> [Work to complete]:
From first line to last, copy the listing exactly and omit its pictures.

> [Working data]:
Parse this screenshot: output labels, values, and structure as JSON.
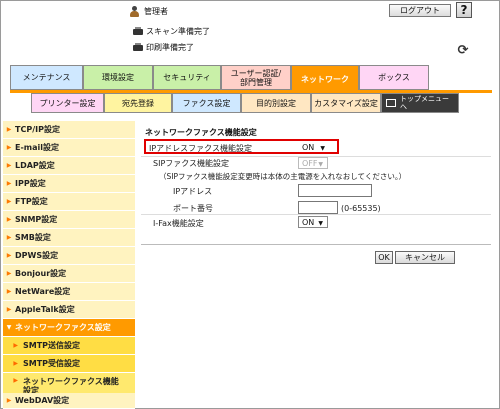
{
  "header": {
    "user_label": "管理者",
    "logout_label": "ログアウト",
    "help_label": "?",
    "status": [
      "スキャン準備完了",
      "印刷準備完了"
    ],
    "refresh_icon": "refresh-icon"
  },
  "main_tabs": [
    {
      "label": "メンテナンス",
      "color": "#cfe8ff"
    },
    {
      "label": "環境設定",
      "color": "#c9f0a8"
    },
    {
      "label": "セキュリティ",
      "color": "#c9f0a8"
    },
    {
      "label": "ユーザー認証/部門管理",
      "color": "#ffd0c8"
    },
    {
      "label": "ネットワーク",
      "color": "#ff9a00",
      "active": true
    },
    {
      "label": "ボックス",
      "color": "#ffd6f5"
    }
  ],
  "sub_tabs": [
    {
      "label": "プリンター設定",
      "color": "#ffd6f5"
    },
    {
      "label": "宛先登録",
      "color": "#fff4a0"
    },
    {
      "label": "ファクス設定",
      "color": "#cfe8ff"
    },
    {
      "label": "目的別設定",
      "color": "#ffe7c2"
    },
    {
      "label": "カスタマイズ設定",
      "color": "#ffe7c2"
    },
    {
      "label": "トップメニューへ",
      "color": "#3a3a3a"
    }
  ],
  "sidebar": {
    "items": [
      {
        "label": "TCP/IP設定"
      },
      {
        "label": "E-mail設定"
      },
      {
        "label": "LDAP設定"
      },
      {
        "label": "IPP設定"
      },
      {
        "label": "FTP設定"
      },
      {
        "label": "SNMP設定"
      },
      {
        "label": "SMB設定"
      },
      {
        "label": "DPWS設定"
      },
      {
        "label": "Bonjour設定"
      },
      {
        "label": "NetWare設定"
      },
      {
        "label": "AppleTalk設定"
      },
      {
        "label": "ネットワークファクス設定",
        "active": true
      },
      {
        "label": "SMTP送信設定",
        "sub": true
      },
      {
        "label": "SMTP受信設定",
        "sub": true
      },
      {
        "label": "ネットワークファクス機能設定",
        "sub": true,
        "selected": true
      },
      {
        "label": "WebDAV設定"
      }
    ]
  },
  "main": {
    "title": "ネットワークファクス機能設定",
    "ip_fax_label": "IPアドレスファクス機能設定",
    "ip_fax_value": "ON",
    "sip_fax_label": "SIPファクス機能設定",
    "sip_fax_value": "OFF",
    "sip_note": "（SIPファクス機能設定変更時は本体の主電源を入れなおしてください。）",
    "ip_address_label": "IPアドレス",
    "ip_address_value": "",
    "port_label": "ポート番号",
    "port_value": "",
    "port_range": "(0-65535)",
    "ifax_label": "I-Fax機能設定",
    "ifax_value": "ON",
    "ok_label": "OK",
    "cancel_label": "キャンセル"
  }
}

> [Output of the task]:
Parse this screenshot: output labels, values, and structure as JSON.
{
  "header": {
    "user_label": "管理者",
    "logout_label": "ログアウト",
    "help_label": "?",
    "status": [
      "スキャン準備完了",
      "印刷準備完了"
    ],
    "refresh_icon": "refresh-icon"
  },
  "main_tabs": [
    {
      "label": "メンテナンス",
      "color": "#cfe8ff"
    },
    {
      "label": "環境設定",
      "color": "#c9f0a8"
    },
    {
      "label": "セキュリティ",
      "color": "#c9f0a8"
    },
    {
      "label": "ユーザー認証/部門管理",
      "color": "#ffd0c8"
    },
    {
      "label": "ネットワーク",
      "color": "#ff9a00",
      "active": true
    },
    {
      "label": "ボックス",
      "color": "#ffd6f5"
    }
  ],
  "sub_tabs": [
    {
      "label": "プリンター設定",
      "color": "#ffd6f5"
    },
    {
      "label": "宛先登録",
      "color": "#fff4a0"
    },
    {
      "label": "ファクス設定",
      "color": "#cfe8ff"
    },
    {
      "label": "目的別設定",
      "color": "#ffe7c2"
    },
    {
      "label": "カスタマイズ設定",
      "color": "#ffe7c2"
    },
    {
      "label": "トップメニューへ",
      "color": "#3a3a3a"
    }
  ],
  "sidebar": {
    "items": [
      {
        "label": "TCP/IP設定"
      },
      {
        "label": "E-mail設定"
      },
      {
        "label": "LDAP設定"
      },
      {
        "label": "IPP設定"
      },
      {
        "label": "FTP設定"
      },
      {
        "label": "SNMP設定"
      },
      {
        "label": "SMB設定"
      },
      {
        "label": "DPWS設定"
      },
      {
        "label": "Bonjour設定"
      },
      {
        "label": "NetWare設定"
      },
      {
        "label": "AppleTalk設定"
      },
      {
        "label": "ネットワークファクス設定",
        "active": true
      },
      {
        "label": "SMTP送信設定",
        "sub": true
      },
      {
        "label": "SMTP受信設定",
        "sub": true
      },
      {
        "label": "ネットワークファクス機能設定",
        "sub": true,
        "selected": true
      },
      {
        "label": "WebDAV設定"
      }
    ]
  },
  "main": {
    "title": "ネットワークファクス機能設定",
    "ip_fax_label": "IPアドレスファクス機能設定",
    "ip_fax_value": "ON",
    "sip_fax_label": "SIPファクス機能設定",
    "sip_fax_value": "OFF",
    "sip_note": "（SIPファクス機能設定変更時は本体の主電源を入れなおしてください。）",
    "ip_address_label": "IPアドレス",
    "ip_address_value": "",
    "port_label": "ポート番号",
    "port_value": "",
    "port_range": "(0-65535)",
    "ifax_label": "I-Fax機能設定",
    "ifax_value": "ON",
    "ok_label": "OK",
    "cancel_label": "キャンセル"
  }
}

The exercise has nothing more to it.